The Boyle Heights Beat team hard at work. Photo: Jackie Ramírez

And how’d the day go from there? You were a team of five, how’d you split up the work, and how much material did you gather in the field?

Liberty: We paired up with one person doing the interview and someone interviewing since Jackie was in charge of all the social media posts. Rosario and Alex worked together recording the Ambi sound like music and interviewing the organizers of the event. Adelmi and I recorded the street sound and setting up and interviewing some of the booth people. We got there early enough to gather sound from before the event and got really good interviews with organizers since we were the first media there at the event.

How did the production part of the Race go for you? When did you feel like you were done?

Alex: We worked hard on bringing our audio together. From ambient sound at the event to the voices of our interviewees, we made sure to incorporate all aspects of our audio segments together. Though it took a long time and a lot of cold, hard work, it was worth it. We were overjoyed when we made our audio submission on SoundCloud.

Liberty: We finished our work at around 2:30 in the morning. At that point we were kind of scared because of technical difficulties but were able to get everything together.

Adelmi: We felt very tired, and drained. After so many hours of running around the neighborhood and then piecing it all together and then the scare of the technology malfunction, we felt a sense of accomplishment at having put together a radio piece.

Did you incorporate the Bonus Challenge into your story? Tell us what it was, and how you made it connect to the work you were already in the process of doing.

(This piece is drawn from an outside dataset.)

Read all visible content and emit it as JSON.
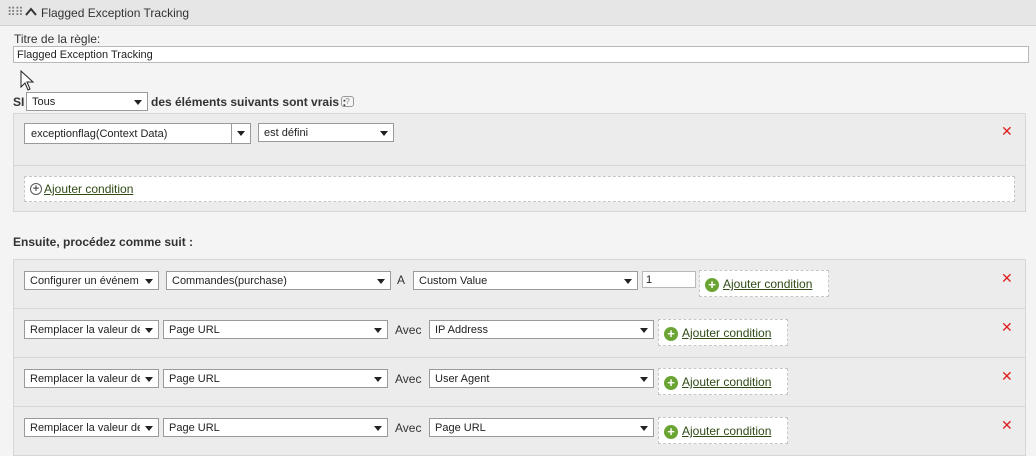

Adelmi: The David Bowie song made a connection to us history and I remembered a lot from my AP US history class, allowing us to interpret the literal from the song. From there, we connected the line “and the earth was really dying” to the pollution in our community.

What advice would you give other first-time radio producers about doing the Radio Race? What would you do differently if you did the Radio Race again?

Adelmi: Don’t feel pressured by the theme, it’s your own interpretation and no one else’s. Teamwork is key, it sounds like a cliche but in reality, the team works together, triumphs and fails together.

Liberty: I would make sure that the volume levels are all equal no matter how tired I feel.

Rosario: I would also tell them to double check the audio on the final piece

Alex: We’d probably work on preparing more for the race and be more analytical of BONUS

You all are from Boyle Heights in East Los Angeles, what are the sounds that represent your community?

Liberty: Radio music playing in the streets like Mariachi Plaza, Taco Trucks, Food vendors and street noise

Adelmi: The laughter from children in playgrounds and to and from school, the elderly reminiscing about old times in local restaurants like Jim’s, the sound of coffee brewing in modern cafes

Rosario: Street vendors shouting out the name of their products

What’s next for you with your new radio skills? Any cool projects in the works?

Alex: We’re working radio pieces about gentrification

Rosario: We’re all addressing different aspects of gentrification

Sounds great…we can’t wait to hear them. Thanks for chatting about radio, Radio Races, and the sounds of Boyle Heights!

Alex: We couldn’t have done it without you!